Woodchester Valley, Gloucestershire – Megan King, Marketing Administrator
“Waymarked trails, which are steep in places, lead through picturesque scenery.”
Duration: 90 mins max
One of my favourite hikes is via the Woodchester Valley Mansion (National Trust), a beautiful and tranquil wooded valley in Gloucestershire.
The secluded wooded valley contains a ‘lost landscape’ with remains of an 18th- and 19th-century landscape park with a chain of five lakes. Park Mill Pond is the last of these lakes and features a man-made island that is now a heronry. Large carp can also be seen in the waters.
The wood also hides a disused quarry, which was in use until the early 1900s and provided stone for the Woodchester Estate, and an old Boat House.
We went in October and were lucky with the weather, it turned out to be a lovely sunny day. My favourite memories were seeing lots of dragonflies flying over Middle Pond (mid-route) and seeing the old Boat House and reading about its fascinating history. Built in the early 19th century, it was restored in 1998 and bats now roost in the roof space, emerging at dusk to hunt over the lake.
The restoration of this varied landscape is an ongoing project. Waymarked trails, which are steep in places, lead through picturesque scenery, passing an unfinished Victorian mansion.
The walk didn’t take long, maybe 90 minutes maximum, but I’d say it was intermediate. Some paths are steep and uneven so sensible footwear is a must-have.
My partner and I took the Talon 22/Tempest 20 but, realistically you could get away with taking anything as small as a 10L pack if you’re only carrying a rain jacket, snacks and water like we were. My partner and I were staying at the Woodchester Valley Vineyard Barns at the time, they were lovely too!

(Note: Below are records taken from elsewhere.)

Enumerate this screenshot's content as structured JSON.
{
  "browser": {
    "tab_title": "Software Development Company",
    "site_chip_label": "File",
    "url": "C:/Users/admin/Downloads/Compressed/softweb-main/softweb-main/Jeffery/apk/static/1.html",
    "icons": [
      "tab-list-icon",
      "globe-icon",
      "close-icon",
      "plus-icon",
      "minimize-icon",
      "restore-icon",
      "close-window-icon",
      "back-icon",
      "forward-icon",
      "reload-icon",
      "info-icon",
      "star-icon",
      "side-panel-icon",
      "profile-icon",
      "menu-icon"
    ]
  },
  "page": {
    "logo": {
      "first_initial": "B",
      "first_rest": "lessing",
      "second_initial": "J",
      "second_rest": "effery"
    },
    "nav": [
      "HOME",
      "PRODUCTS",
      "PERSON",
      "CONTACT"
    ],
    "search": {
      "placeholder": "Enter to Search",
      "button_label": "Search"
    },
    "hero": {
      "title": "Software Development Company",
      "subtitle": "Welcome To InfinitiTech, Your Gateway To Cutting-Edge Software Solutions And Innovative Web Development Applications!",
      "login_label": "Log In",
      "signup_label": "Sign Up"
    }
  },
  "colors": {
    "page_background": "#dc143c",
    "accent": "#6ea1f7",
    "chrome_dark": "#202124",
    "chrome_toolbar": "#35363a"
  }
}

Crib Goch, Snowdon – Millie Stroud, Social Media Marketing Coordinator
“Only for the most experienced hikers, Crib Goch is a Grade 1 Scramble across an exposed ridge that is in a totally different league to the other routes up Snowdon.”

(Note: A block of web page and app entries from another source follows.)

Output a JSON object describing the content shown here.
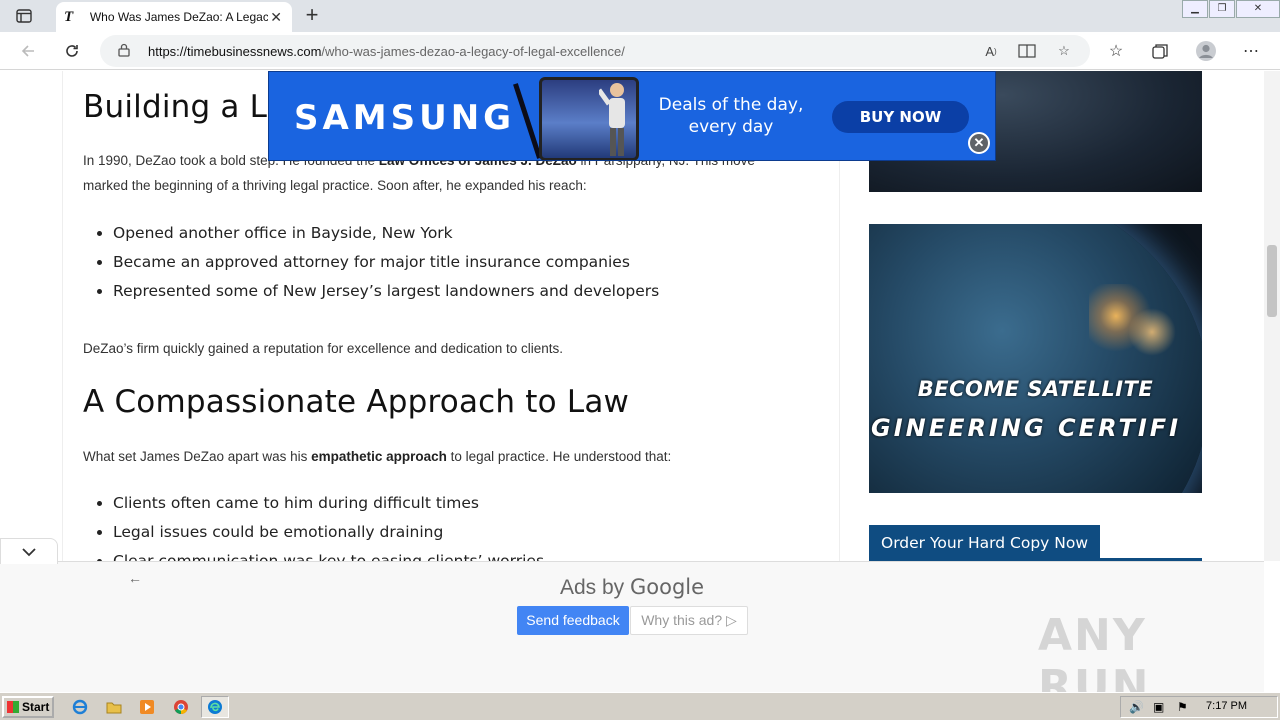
{
  "browser": {
    "tab_title": "Who Was James DeZao: A Legacy",
    "tab_favicon": "T",
    "url_host": "https://timebusinessnews.com",
    "url_path": "/who-was-james-dezao-a-legacy-of-legal-excellence/"
  },
  "article": {
    "heading1": "Building a Le",
    "p1_a": "In 1990, DeZao took a bold step. He founded the ",
    "p1_bold": "Law Offices of James J. DeZao",
    "p1_b": " in Parsippany, NJ. This move",
    "p1_line2": "marked the beginning of a thriving legal practice. Soon after, he expanded his reach:",
    "bullets1": [
      "Opened another office in Bayside, New York",
      "Became an approved attorney for major title insurance companies",
      "Represented some of New Jersey’s largest landowners and developers"
    ],
    "p2": "DeZao’s firm quickly gained a reputation for excellence and dedication to clients.",
    "heading2": "A Compassionate Approach to Law",
    "p3_a": "What set James DeZao apart was his ",
    "p3_bold": "empathetic approach",
    "p3_b": " to legal practice. He understood that:",
    "bullets2": [
      "Clients often came to him during difficult times",
      "Legal issues could be emotionally draining",
      "Clear communication was key to easing clients’ worries"
    ]
  },
  "sidebar": {
    "banner_line1": "BECOME SATELLITE",
    "banner_line2": "GINEERING CERTIFI",
    "order_label": "Order Your Hard Copy Now"
  },
  "top_ad": {
    "brand": "SAMSUNG",
    "tagline_line1": "Deals of the day,",
    "tagline_line2": "every day",
    "cta": "BUY NOW",
    "close": "✕",
    "brand_color": "#1a64e0"
  },
  "anchor_ad": {
    "ads_by": "Ads by ",
    "google": "Google",
    "send_feedback": "Send feedback",
    "why_ad": "Why this ad? ▷"
  },
  "watermark": "ANY RUN",
  "taskbar": {
    "start": "Start",
    "clock": "7:17 PM"
  }
}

Distance: 8 miles
Duration: 8/9 hours
We were a mixed abilities group of ten, but all of us had the same goal of tackling Crib Goch and summiting Snowdon together.
Crib Goch is renowned as the hardest route to the Snowdon summit, something I definitely did not appreciate when initially signing up to take on the hike! I love being in the great outdoors, but I am not experienced in mountaineering and I was extremely nervous when we first hit the trail and gazed up in awe at Crib Goch.

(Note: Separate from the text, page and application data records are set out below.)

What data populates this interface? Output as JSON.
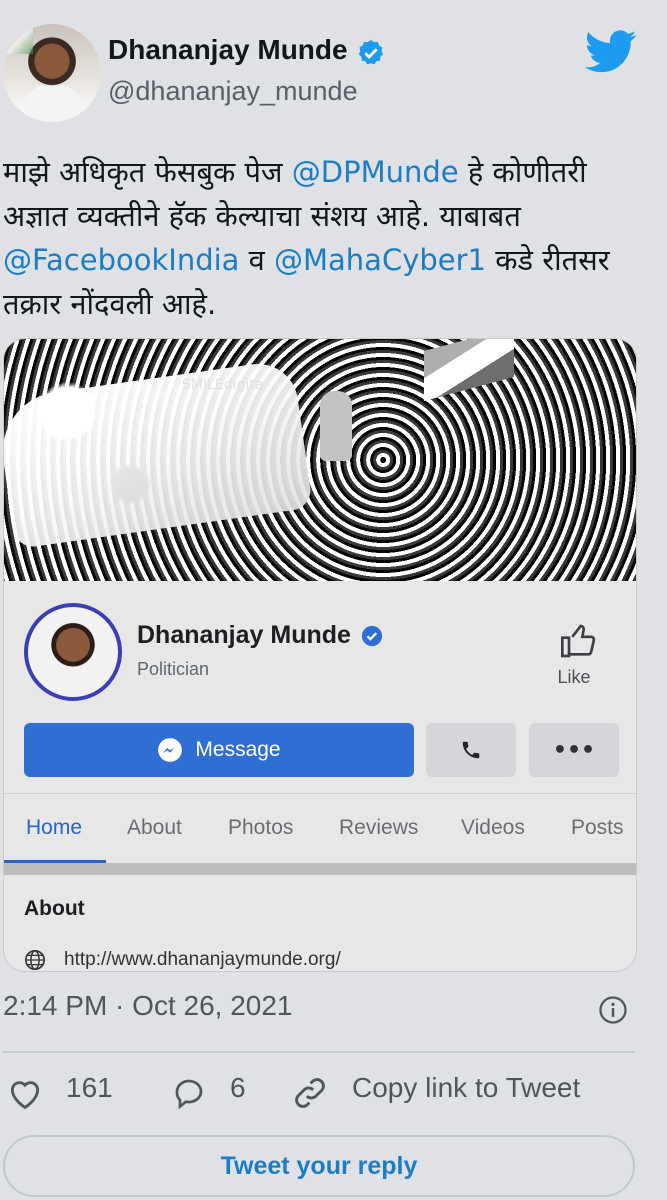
{
  "author": {
    "name": "Dhananjay Munde",
    "handle": "@dhananjay_munde",
    "verified": true
  },
  "tweet": {
    "text_parts": [
      {
        "t": "माझे अधिकृत फेसबुक पेज ",
        "mention": false
      },
      {
        "t": "@DPMunde",
        "mention": true
      },
      {
        "t": " हे कोणीतरी अज्ञात व्यक्तीने हॅक केल्याचा संशय आहे. याबाबत ",
        "mention": false
      },
      {
        "t": "@FacebookIndia",
        "mention": true
      },
      {
        "t": " व ",
        "mention": false
      },
      {
        "t": "@MahaCyber1",
        "mention": true
      },
      {
        "t": " कडे रीतसर तक्रार नोंदवली आहे.",
        "mention": false
      }
    ]
  },
  "card": {
    "cover_banner_text": "SMILEdigita",
    "page_name": "Dhananjay Munde",
    "page_category": "Politician",
    "like_label": "Like",
    "message_label": "Message",
    "more_label": "•••",
    "tabs": [
      "Home",
      "About",
      "Photos",
      "Reviews",
      "Videos",
      "Posts"
    ],
    "active_tab": "Home",
    "about_heading": "About",
    "about_link": "http://www.dhananjaymunde.org/"
  },
  "meta": {
    "timestamp": "2:14 PM · Oct 26, 2021"
  },
  "actions": {
    "likes": "161",
    "replies": "6",
    "copy_link": "Copy link to Tweet",
    "reply_button": "Tweet your reply"
  },
  "colors": {
    "link": "#1b7ec4",
    "fb_blue": "#2f6fd4",
    "twitter_blue": "#1d9bf0"
  }
}
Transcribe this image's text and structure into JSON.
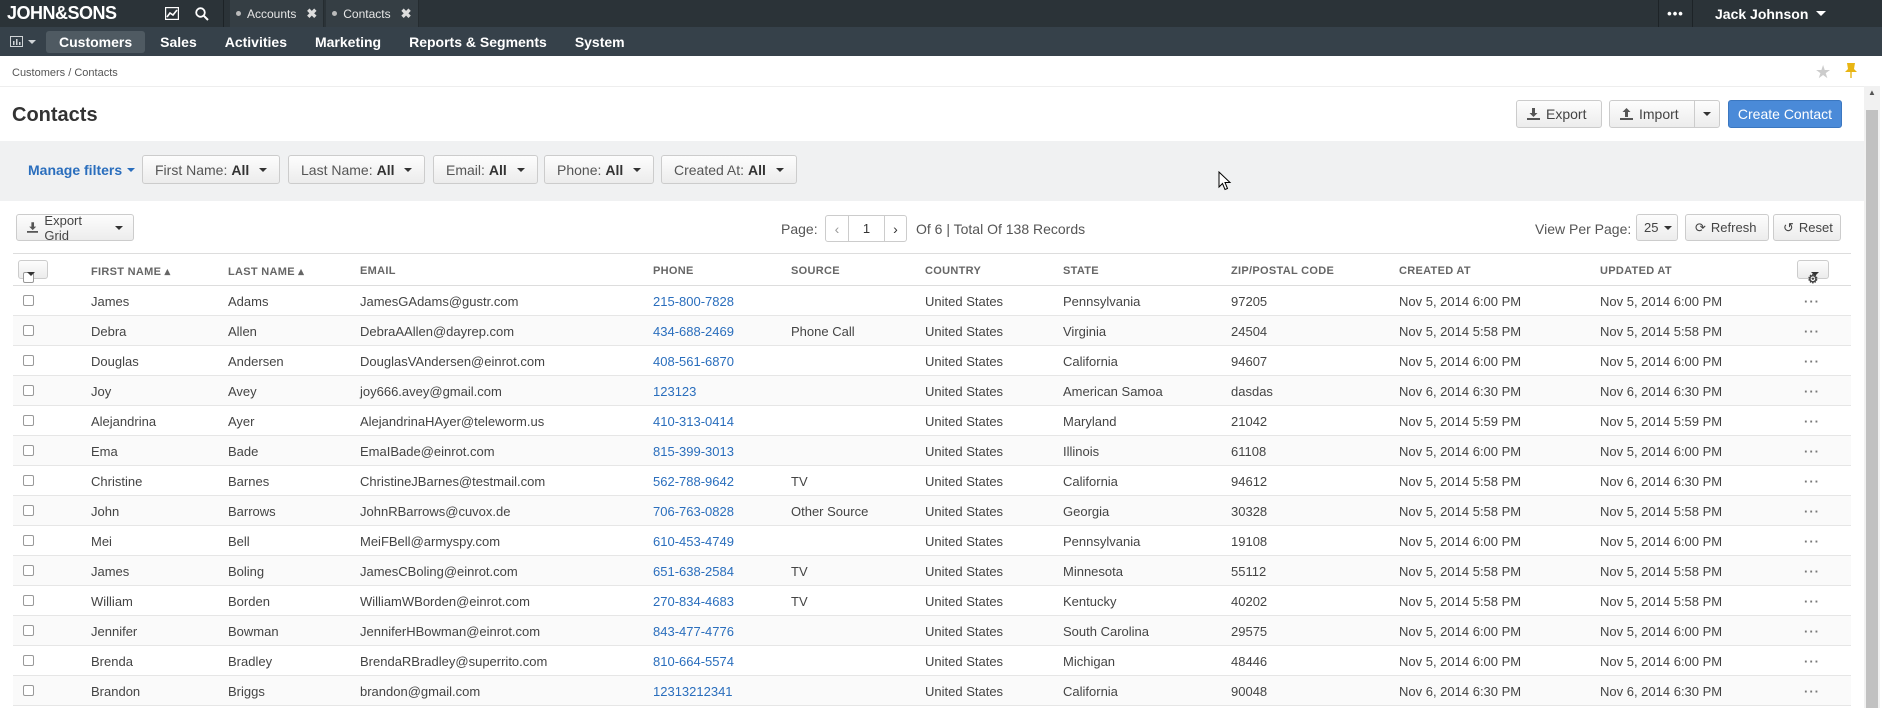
{
  "topbar": {
    "logo": "JOHN&SONS",
    "pinned_tabs": [
      {
        "label": "Accounts"
      },
      {
        "label": "Contacts"
      }
    ],
    "more_label": "•••",
    "user_name": "Jack Johnson"
  },
  "nav": {
    "items": [
      {
        "label": "Customers"
      },
      {
        "label": "Sales"
      },
      {
        "label": "Activities"
      },
      {
        "label": "Marketing"
      },
      {
        "label": "Reports & Segments"
      },
      {
        "label": "System"
      }
    ]
  },
  "breadcrumb": "Customers / Contacts",
  "page": {
    "title": "Contacts",
    "export_label": "Export",
    "import_label": "Import",
    "create_label": "Create Contact"
  },
  "filters": {
    "manage_label": "Manage filters",
    "items": [
      {
        "name": "First Name:",
        "value": "All"
      },
      {
        "name": "Last Name:",
        "value": "All"
      },
      {
        "name": "Email:",
        "value": "All"
      },
      {
        "name": "Phone:",
        "value": "All"
      },
      {
        "name": "Created At:",
        "value": "All"
      }
    ]
  },
  "grid_toolbar": {
    "export_grid_label": "Export Grid",
    "page_label": "Page:",
    "page_value": "1",
    "page_info": "Of 6 | Total Of 138 Records",
    "view_per_page_label": "View Per Page:",
    "view_per_page_value": "25",
    "refresh_label": "Refresh",
    "reset_label": "Reset"
  },
  "table": {
    "headers": [
      "FIRST NAME",
      "LAST NAME",
      "EMAIL",
      "PHONE",
      "SOURCE",
      "COUNTRY",
      "STATE",
      "ZIP/POSTAL CODE",
      "CREATED AT",
      "UPDATED AT"
    ],
    "rows": [
      [
        "James",
        "Adams",
        "JamesGAdams@gustr.com",
        "215-800-7828",
        "",
        "United States",
        "Pennsylvania",
        "97205",
        "Nov 5, 2014 6:00 PM",
        "Nov 5, 2014 6:00 PM"
      ],
      [
        "Debra",
        "Allen",
        "DebraAAllen@dayrep.com",
        "434-688-2469",
        "Phone Call",
        "United States",
        "Virginia",
        "24504",
        "Nov 5, 2014 5:58 PM",
        "Nov 5, 2014 5:58 PM"
      ],
      [
        "Douglas",
        "Andersen",
        "DouglasVAndersen@einrot.com",
        "408-561-6870",
        "",
        "United States",
        "California",
        "94607",
        "Nov 5, 2014 6:00 PM",
        "Nov 5, 2014 6:00 PM"
      ],
      [
        "Joy",
        "Avey",
        "joy666.avey@gmail.com",
        "123123",
        "",
        "United States",
        "American Samoa",
        "dasdas",
        "Nov 6, 2014 6:30 PM",
        "Nov 6, 2014 6:30 PM"
      ],
      [
        "Alejandrina",
        "Ayer",
        "AlejandrinaHAyer@teleworm.us",
        "410-313-0414",
        "",
        "United States",
        "Maryland",
        "21042",
        "Nov 5, 2014 5:59 PM",
        "Nov 5, 2014 5:59 PM"
      ],
      [
        "Ema",
        "Bade",
        "EmaIBade@einrot.com",
        "815-399-3013",
        "",
        "United States",
        "Illinois",
        "61108",
        "Nov 5, 2014 6:00 PM",
        "Nov 5, 2014 6:00 PM"
      ],
      [
        "Christine",
        "Barnes",
        "ChristineJBarnes@testmail.com",
        "562-788-9642",
        "TV",
        "United States",
        "California",
        "94612",
        "Nov 5, 2014 5:58 PM",
        "Nov 6, 2014 6:30 PM"
      ],
      [
        "John",
        "Barrows",
        "JohnRBarrows@cuvox.de",
        "706-763-0828",
        "Other Source",
        "United States",
        "Georgia",
        "30328",
        "Nov 5, 2014 5:58 PM",
        "Nov 5, 2014 5:58 PM"
      ],
      [
        "Mei",
        "Bell",
        "MeiFBell@armyspy.com",
        "610-453-4749",
        "",
        "United States",
        "Pennsylvania",
        "19108",
        "Nov 5, 2014 6:00 PM",
        "Nov 5, 2014 6:00 PM"
      ],
      [
        "James",
        "Boling",
        "JamesCBoling@einrot.com",
        "651-638-2584",
        "TV",
        "United States",
        "Minnesota",
        "55112",
        "Nov 5, 2014 5:58 PM",
        "Nov 5, 2014 5:58 PM"
      ],
      [
        "William",
        "Borden",
        "WilliamWBorden@einrot.com",
        "270-834-4683",
        "TV",
        "United States",
        "Kentucky",
        "40202",
        "Nov 5, 2014 5:58 PM",
        "Nov 5, 2014 5:58 PM"
      ],
      [
        "Jennifer",
        "Bowman",
        "JenniferHBowman@einrot.com",
        "843-477-4776",
        "",
        "United States",
        "South Carolina",
        "29575",
        "Nov 5, 2014 6:00 PM",
        "Nov 5, 2014 6:00 PM"
      ],
      [
        "Brenda",
        "Bradley",
        "BrendaRBradley@superrito.com",
        "810-664-5574",
        "",
        "United States",
        "Michigan",
        "48446",
        "Nov 5, 2014 6:00 PM",
        "Nov 5, 2014 6:00 PM"
      ],
      [
        "Brandon",
        "Briggs",
        "brandon@gmail.com",
        "12313212341",
        "",
        "United States",
        "California",
        "90048",
        "Nov 6, 2014 6:30 PM",
        "Nov 6, 2014 6:30 PM"
      ]
    ]
  },
  "colors": {
    "topbar": "#2b3338",
    "navbar": "#36414a",
    "primary": "#4a8ad8",
    "link": "#2a6ebd",
    "pin": "#e8b513"
  }
}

If you are thinking about undertaking this route, do make sure you research it extensively and ensure you know what you’re getting yourself into. If you’re new to mountaineering, I’d recommend having an experienced guiding group to support you. Our team was accompanied by a group of mountaineers who helped us at every step of the way to reach the summit safely.
Starting at Pen y Pass we gradually made our way across the uneven ground until we reached a teasing climb up to the start of the Crib Goch trail. The team was incredible, with the experienced climbers holding back to quite literally give a hand to the climbing novices of the group.
Then we were faced with the Crib Goch itself – a Grade 1 Scramble across the exposed ridge that is in a totally different league to the other routes up Snowdon. The ridge is only 200m long, but honestly, it can feel like the longest 200m of your life, the sheer exposure is something I cannot put into words.
When we got over to the other side, that’s when I realised why this is one of the top hikes in the UK.
Looking back at the ridge, in our case, as the rain began to pour, I had never felt so proud of myself – the sense of achievement was indescribable! I conquered my fears and pushed myself completely out of my comfort zone. The team and their experience made it possible, I would not have been able to do it without them.
During our hike to the top we experienced everything from glorious sun to icy downpours which really emphasised the importance of packing correctly for the mountain. I’d recommend lots of layers and waterproofs, even if it’s not forecast to rain as the mountain can be unpredictable. Nothing will dampen your spirits on this hike though – Snowdonia is quite simply breathtaking!